Students testing games designed to include differently abled people through role play


Domains

Law and Policy - Engagements to facilitate social change and empower communities, improve governance, access to law & justice systems and government services

Environment – Understand Policy and Impact with regard to developing sustainable practices, places and communities in the context of Sustainable Development Goals.

Planning Processes- That engage with and empower local communities to have a say in determining their future and managing their resources in what is otherwise an opaque top-down planning process.

Communities and Settlements - Understand community network, structures and settlement patterns both planned and unplanned in the context of their culture and history.

Heritage and Culture – Tangible and intangible, built and natural; with the intent of stewarding and using these knowledge systems, resources, and places for the benefit of the community. The UNESCO Chair in Culture, Habitat, and Sustainable Development is   based out of the School of Law, Environment and Planning.

Ecological Literacy - To develop an ecological consciousness and to `facilitate a deeper understanding of the threats that impact our planet. Initiate action towards creating a more resilient future.

Urban Studies - With the intent of understanding and engaging with communities, and advocating on their behalf.

Land and Livelihood - Understanding the relationships between land, natural resources, space and livelihood, their impacts on liveability, community and places.   

Critical Geography - To understand power systems, social justice and well-being and their impact on community, space and cultures.

Information and Data - To critically review and reinterpret data. Construct  and present narratives ethically to communities.



Experimenting and Prototyping in the Lighting Workshop



Photo: Screenshot of platform developed to navigate the court system (created by Rashika Goyal in partnership with the Vidhi Centre for Legal Policy)



Using the Patchitra to communicate the history of the Commercial Street Area – Visualising Change, Interlude 2019


Programs and Courses

Program: Undergraduate Professional Program B.Des

Courses

1. Information Arts and Information Design Practices
2. Public Space Design

Program: Undergraduate Technical Program B.Voc

Course

1. Interior Design and Build

Program: Post Graduate Diploma Program – Bridge

Courses

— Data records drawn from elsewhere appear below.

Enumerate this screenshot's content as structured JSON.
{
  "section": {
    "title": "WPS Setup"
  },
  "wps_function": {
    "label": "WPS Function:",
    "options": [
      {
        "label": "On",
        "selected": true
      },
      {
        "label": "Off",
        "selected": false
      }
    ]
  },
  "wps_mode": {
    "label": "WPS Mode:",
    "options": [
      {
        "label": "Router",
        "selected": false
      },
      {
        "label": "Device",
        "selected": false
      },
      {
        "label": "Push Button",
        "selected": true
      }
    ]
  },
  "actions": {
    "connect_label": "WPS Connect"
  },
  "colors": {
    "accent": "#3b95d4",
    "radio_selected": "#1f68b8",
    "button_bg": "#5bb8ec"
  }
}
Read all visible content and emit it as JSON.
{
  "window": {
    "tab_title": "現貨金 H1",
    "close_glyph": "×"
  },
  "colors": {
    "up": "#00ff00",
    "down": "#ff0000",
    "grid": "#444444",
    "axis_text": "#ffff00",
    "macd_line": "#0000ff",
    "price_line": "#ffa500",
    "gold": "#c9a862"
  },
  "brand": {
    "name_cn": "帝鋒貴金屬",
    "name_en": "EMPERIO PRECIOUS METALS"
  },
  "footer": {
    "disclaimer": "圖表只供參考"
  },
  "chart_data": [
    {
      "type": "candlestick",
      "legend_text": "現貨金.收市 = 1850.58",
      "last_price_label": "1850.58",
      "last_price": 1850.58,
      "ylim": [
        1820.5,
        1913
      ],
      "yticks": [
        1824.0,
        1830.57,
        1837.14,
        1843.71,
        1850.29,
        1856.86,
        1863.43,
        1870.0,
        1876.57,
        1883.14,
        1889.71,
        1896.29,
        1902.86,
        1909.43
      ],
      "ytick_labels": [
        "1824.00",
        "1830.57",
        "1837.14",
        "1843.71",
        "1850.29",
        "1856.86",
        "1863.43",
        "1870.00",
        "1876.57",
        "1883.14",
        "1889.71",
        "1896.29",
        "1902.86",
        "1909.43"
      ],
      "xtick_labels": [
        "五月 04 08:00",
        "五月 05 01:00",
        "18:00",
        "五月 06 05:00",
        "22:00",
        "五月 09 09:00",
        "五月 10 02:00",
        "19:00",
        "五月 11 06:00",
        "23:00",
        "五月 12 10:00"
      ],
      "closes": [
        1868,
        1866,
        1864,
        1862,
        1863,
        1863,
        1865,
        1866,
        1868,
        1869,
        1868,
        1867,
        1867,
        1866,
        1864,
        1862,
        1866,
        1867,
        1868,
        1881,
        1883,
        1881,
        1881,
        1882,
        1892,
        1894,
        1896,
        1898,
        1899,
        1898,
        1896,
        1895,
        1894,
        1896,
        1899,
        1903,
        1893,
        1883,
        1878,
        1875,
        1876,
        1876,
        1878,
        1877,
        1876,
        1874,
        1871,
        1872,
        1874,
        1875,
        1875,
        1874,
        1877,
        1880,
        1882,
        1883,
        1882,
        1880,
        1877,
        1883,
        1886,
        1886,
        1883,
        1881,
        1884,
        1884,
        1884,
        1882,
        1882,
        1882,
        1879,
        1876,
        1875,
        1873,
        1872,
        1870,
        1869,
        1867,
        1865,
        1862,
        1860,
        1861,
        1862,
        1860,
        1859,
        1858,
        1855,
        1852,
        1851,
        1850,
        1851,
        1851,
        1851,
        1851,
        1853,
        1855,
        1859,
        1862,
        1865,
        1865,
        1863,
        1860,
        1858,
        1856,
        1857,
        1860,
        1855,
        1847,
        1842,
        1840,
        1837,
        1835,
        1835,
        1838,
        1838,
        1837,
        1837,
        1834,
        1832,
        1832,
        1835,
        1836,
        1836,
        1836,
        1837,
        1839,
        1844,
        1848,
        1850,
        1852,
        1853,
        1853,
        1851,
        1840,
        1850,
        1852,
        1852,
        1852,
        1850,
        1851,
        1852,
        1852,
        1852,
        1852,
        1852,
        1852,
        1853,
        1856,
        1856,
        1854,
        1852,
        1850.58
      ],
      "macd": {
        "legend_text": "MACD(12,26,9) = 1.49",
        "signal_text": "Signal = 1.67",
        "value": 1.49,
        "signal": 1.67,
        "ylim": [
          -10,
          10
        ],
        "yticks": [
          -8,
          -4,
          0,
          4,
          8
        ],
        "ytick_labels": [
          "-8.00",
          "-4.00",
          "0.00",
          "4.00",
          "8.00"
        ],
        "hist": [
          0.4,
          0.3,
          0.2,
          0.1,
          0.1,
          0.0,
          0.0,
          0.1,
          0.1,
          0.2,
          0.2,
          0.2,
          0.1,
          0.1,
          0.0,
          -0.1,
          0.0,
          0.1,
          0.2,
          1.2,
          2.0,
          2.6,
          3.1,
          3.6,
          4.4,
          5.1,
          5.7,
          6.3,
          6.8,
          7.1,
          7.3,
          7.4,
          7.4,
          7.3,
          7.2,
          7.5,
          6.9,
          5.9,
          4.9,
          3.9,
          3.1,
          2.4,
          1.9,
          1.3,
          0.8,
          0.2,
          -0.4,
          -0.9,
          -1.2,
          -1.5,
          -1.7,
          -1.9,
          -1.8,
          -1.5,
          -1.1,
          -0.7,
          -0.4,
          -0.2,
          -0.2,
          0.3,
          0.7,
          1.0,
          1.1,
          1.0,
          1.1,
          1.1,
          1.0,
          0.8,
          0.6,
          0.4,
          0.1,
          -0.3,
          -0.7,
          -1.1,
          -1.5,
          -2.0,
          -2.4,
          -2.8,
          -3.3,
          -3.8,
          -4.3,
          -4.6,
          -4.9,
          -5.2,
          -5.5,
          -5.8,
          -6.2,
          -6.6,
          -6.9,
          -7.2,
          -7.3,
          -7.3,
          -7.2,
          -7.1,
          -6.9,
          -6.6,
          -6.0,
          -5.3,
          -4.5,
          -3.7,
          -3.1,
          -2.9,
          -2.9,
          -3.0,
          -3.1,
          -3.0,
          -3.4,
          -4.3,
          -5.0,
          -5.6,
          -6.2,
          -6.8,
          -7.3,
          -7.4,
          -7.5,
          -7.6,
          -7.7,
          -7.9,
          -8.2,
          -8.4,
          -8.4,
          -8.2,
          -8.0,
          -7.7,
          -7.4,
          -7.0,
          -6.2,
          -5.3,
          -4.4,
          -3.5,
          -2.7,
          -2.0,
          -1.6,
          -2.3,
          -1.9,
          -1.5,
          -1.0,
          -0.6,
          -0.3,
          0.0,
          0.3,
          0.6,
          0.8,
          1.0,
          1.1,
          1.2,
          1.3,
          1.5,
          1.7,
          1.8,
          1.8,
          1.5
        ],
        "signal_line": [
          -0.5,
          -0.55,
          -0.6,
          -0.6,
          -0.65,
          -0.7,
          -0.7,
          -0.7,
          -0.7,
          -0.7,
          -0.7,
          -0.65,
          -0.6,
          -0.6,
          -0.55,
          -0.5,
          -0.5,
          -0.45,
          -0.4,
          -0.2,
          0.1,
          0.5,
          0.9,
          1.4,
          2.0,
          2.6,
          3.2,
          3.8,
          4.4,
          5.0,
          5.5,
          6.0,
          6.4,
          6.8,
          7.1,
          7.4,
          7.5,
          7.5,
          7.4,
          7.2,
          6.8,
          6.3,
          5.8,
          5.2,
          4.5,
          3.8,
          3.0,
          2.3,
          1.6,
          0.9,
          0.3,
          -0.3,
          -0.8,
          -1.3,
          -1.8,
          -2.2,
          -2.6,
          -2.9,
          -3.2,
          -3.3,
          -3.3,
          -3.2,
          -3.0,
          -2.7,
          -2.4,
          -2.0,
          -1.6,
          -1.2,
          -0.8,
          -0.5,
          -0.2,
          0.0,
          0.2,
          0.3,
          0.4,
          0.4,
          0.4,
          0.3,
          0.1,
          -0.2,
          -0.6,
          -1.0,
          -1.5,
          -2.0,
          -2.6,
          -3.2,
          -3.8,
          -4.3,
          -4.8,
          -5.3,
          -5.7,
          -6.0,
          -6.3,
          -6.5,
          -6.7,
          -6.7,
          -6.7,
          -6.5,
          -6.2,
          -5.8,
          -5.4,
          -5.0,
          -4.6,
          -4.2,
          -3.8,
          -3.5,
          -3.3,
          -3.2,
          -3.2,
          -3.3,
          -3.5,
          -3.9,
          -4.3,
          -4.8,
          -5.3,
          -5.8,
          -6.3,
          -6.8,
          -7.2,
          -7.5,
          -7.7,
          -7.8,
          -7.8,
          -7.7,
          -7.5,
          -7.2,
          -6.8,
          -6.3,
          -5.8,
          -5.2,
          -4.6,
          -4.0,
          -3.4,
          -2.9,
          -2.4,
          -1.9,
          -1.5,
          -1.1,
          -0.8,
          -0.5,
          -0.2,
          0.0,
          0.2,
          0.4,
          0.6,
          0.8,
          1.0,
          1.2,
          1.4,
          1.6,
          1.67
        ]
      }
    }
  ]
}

1. Earth Education and Communication
2. Heritage Design, Planning and Management
3. Information Arts and Information Design Practices
4. Public Space Design
5. Urban Design Sustainability and Conservation

Program: Postgraduate Professional Program M.Des

Courses

1. Earth Education and Communication
2. Heritage Design, Planning and Management
3. Information Arts and Information Design Practices
4. Public Space Design

Program: Postgraduate Professional Program M.Plan

Course

1. Urban Design, Sustainability and Conservation